(Website and app data records)
· · · · ·
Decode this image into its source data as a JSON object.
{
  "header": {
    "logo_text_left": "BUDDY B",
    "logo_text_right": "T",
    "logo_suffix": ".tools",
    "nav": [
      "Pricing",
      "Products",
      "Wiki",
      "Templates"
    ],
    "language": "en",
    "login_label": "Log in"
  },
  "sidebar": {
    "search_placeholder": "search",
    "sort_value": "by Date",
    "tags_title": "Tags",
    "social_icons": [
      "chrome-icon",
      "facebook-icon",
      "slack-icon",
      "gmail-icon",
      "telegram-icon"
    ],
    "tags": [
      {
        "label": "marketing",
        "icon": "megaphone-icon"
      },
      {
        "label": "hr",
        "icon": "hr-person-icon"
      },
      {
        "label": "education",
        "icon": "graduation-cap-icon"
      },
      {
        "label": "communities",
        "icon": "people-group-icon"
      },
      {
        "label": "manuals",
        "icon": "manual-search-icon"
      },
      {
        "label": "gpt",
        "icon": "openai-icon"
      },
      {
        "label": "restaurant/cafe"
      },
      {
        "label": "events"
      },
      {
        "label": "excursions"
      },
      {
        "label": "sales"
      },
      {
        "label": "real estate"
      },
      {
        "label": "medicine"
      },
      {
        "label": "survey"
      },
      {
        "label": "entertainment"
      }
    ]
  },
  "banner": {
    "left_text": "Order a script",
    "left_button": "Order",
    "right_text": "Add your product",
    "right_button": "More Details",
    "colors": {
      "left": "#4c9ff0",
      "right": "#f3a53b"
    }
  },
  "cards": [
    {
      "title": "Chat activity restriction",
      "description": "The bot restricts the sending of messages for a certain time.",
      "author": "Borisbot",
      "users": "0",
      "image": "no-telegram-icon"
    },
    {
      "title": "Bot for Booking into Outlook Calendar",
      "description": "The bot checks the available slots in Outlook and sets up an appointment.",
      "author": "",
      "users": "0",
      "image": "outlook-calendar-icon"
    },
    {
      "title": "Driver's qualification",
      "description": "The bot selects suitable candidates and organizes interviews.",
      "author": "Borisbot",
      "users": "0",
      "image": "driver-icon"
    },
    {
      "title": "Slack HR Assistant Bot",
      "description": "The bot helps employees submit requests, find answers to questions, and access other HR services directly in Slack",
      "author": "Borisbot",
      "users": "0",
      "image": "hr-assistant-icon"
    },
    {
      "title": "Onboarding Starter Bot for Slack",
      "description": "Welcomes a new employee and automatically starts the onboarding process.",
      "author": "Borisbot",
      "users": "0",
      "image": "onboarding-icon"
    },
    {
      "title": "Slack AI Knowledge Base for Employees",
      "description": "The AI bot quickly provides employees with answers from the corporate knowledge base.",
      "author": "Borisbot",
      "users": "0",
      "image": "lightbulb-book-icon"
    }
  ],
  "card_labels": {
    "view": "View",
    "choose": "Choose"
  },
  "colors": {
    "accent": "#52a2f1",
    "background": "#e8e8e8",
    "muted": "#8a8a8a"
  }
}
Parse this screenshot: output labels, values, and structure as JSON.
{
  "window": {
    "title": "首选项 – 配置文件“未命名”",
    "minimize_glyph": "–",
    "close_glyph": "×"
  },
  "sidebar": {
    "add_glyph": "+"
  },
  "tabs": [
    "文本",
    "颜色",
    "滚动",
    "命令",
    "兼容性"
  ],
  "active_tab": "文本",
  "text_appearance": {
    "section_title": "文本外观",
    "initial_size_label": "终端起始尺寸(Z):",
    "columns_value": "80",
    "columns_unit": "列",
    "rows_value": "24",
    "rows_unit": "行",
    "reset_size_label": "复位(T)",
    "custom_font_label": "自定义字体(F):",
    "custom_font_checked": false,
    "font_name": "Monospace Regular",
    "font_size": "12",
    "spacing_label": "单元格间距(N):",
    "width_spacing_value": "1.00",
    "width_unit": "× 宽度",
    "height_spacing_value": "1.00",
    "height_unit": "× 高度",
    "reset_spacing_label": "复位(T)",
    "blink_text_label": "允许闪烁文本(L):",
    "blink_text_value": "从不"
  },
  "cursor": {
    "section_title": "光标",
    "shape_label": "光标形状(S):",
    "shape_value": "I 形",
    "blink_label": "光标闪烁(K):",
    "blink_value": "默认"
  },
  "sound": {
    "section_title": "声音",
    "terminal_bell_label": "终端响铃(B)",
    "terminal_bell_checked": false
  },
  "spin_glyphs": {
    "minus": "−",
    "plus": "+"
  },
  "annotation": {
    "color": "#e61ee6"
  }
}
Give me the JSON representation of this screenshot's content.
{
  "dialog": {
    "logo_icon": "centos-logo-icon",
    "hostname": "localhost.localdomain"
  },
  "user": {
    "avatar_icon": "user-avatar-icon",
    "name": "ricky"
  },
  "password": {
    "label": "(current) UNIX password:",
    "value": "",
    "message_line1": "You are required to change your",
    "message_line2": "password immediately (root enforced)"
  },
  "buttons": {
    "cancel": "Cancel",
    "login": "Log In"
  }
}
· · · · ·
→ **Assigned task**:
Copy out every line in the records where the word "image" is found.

→ **Reply to the task**:
Decode this image into its source data as a JSON object.
      "image": "no-telegram-icon"
      "image": "outlook-calendar-icon"
      "image": "driver-icon"
      "image": "hr-assistant-icon"
      "image": "onboarding-icon"
      "image": "lightbulb-book-icon"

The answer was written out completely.